MUSIC: We get “The Coffee Song,” and a finale that sees more Muppet abuse from the guest star behind Kermit’s attempt to sing “Strolling through the Park One Day.”
  • In the closing number, I think it would have been funnier if Heather had done something to demonstrate the “nice” mood shifts before swinging into the evil ones instead of just sort of waltzing around doing nothing in particular.
  • Rizzo: (as Evil Heather pummels rabbits onstage with her umbrella) We’re gonna hear from people…
  • The opening number of “The Coffee Song” is fun and crazy, and a fantastic performance by Leslie Carrara-Rudolph. I like how much she’s used in the second season.
  • I appreciate, and rather enjoy, the silliness of the “Jungle Bee-Woman” skit.
    • Heather: Your script is based on a Jane Austen pizza?
    • Andy and Randy: It is?!
  • It’s interesting how frequently Bunsen and Beaker were used in the second season. Over a third of the episodes involve them in the plot. Using them is a good way to incorporate elements that are completely outlandish and only make sense because of them, such as the mood-altering food.
  • The multi-talented Brian Henson sure is one skilled performer, and this episode, featuring Sal, Dr. van Neuter, and Nigel is one of many that show it.
  • “Green boy” is not a very good insult to a frog, especially one who finds it easy being green.
  • It’s funny, but in context of the Muppet universe, why would Clifford, Nigel, Kermit, or whoever was in charge of acts possibly allow the “Hardy Pig Boys” sketch to exist? 

MY RANKING: 4 out of 5 trout to the face. An even mix of verbal and physical comedy makes it hard to find something to dislike about this episode.

The Muppet Mindset by Ryan Dosier, muppetmindset@gmail.com


  1. Wow Abigail. Your review of the Muppets Tonight show featuring The Artist Formerly Known As Prince: highly subjective and naive for a self-proclaimed Muppet fan. If you review even the first 3 seasons of The Muppet Show series you should note the diversity in performers. Not ALL were singers, dancers, or comedic actors (the later category seeming to be your preferred basis for comparison) they were artists whose talents were as varied as the Muppet characters themselves. To rival Prince with Heather Locklear (easily the Cheryl Ladd of her day) is to compare Elton John to Raquel Welch: different stars - different talents. Not all Muppet Shows ended with a 'feel-good' happy cast number. Henson equally valued and showcased somber tones and themes, giving the show emotional depth and true humanity.

    1. "Subjective?" I guess that's not incorrect. But I don't see how not liking one song constitutes naivety. For example, I love the finale of the Cleo Laine episode of The Muppet Show. Dark, artistic, and beautiful.

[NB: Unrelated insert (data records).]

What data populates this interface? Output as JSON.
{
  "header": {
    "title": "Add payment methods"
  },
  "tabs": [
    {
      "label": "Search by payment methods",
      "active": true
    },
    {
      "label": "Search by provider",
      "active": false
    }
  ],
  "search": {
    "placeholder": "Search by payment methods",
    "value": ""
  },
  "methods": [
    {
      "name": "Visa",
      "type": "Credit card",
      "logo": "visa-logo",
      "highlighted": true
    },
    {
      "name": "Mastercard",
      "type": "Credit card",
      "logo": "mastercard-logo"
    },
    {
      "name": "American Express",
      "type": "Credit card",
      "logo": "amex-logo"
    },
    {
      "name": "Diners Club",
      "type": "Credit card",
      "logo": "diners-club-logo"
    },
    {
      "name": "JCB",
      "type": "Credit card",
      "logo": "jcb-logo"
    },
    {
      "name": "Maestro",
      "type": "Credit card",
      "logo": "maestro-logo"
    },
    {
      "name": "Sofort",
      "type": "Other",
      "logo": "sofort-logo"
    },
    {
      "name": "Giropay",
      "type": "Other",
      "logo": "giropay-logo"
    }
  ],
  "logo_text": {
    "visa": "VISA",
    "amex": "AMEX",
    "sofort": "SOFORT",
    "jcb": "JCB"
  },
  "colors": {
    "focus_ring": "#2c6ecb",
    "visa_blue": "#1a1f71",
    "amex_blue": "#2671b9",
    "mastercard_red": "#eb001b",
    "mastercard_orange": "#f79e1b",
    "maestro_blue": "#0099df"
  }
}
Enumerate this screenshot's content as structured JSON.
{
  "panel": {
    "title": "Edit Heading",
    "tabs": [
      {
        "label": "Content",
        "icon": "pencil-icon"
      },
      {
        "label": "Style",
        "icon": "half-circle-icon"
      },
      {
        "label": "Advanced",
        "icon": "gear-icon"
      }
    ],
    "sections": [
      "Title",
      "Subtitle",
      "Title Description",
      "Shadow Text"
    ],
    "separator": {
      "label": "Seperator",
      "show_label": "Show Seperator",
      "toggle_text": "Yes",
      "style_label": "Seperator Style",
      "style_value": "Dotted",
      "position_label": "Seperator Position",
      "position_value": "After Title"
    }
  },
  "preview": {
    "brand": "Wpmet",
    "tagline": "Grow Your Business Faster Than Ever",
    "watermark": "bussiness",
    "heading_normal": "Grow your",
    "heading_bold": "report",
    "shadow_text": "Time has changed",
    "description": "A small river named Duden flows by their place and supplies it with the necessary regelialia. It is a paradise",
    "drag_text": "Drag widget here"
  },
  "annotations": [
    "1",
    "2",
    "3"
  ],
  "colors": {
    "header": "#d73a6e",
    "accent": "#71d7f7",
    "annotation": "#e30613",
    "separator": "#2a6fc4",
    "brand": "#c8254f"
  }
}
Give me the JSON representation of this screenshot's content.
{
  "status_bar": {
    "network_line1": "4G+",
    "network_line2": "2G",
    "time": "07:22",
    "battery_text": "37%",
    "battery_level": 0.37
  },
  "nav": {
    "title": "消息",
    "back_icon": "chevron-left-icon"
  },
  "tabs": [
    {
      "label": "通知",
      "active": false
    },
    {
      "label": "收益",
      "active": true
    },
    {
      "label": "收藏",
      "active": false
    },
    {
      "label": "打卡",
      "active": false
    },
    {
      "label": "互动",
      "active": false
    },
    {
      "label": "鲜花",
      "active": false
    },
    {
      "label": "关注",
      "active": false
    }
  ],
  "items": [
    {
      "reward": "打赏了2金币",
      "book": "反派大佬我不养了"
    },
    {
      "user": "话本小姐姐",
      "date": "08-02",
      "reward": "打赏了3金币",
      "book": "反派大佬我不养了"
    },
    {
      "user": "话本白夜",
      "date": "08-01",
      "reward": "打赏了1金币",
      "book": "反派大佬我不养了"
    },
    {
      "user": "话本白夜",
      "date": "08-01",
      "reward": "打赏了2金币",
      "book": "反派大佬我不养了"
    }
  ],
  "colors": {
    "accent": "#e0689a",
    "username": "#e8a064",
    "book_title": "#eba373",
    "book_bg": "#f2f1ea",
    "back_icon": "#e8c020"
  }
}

      I'm glad that we share an appreciation for all the various talent that Jim Henson productions have showcased throughout the years. Thanks for your comment.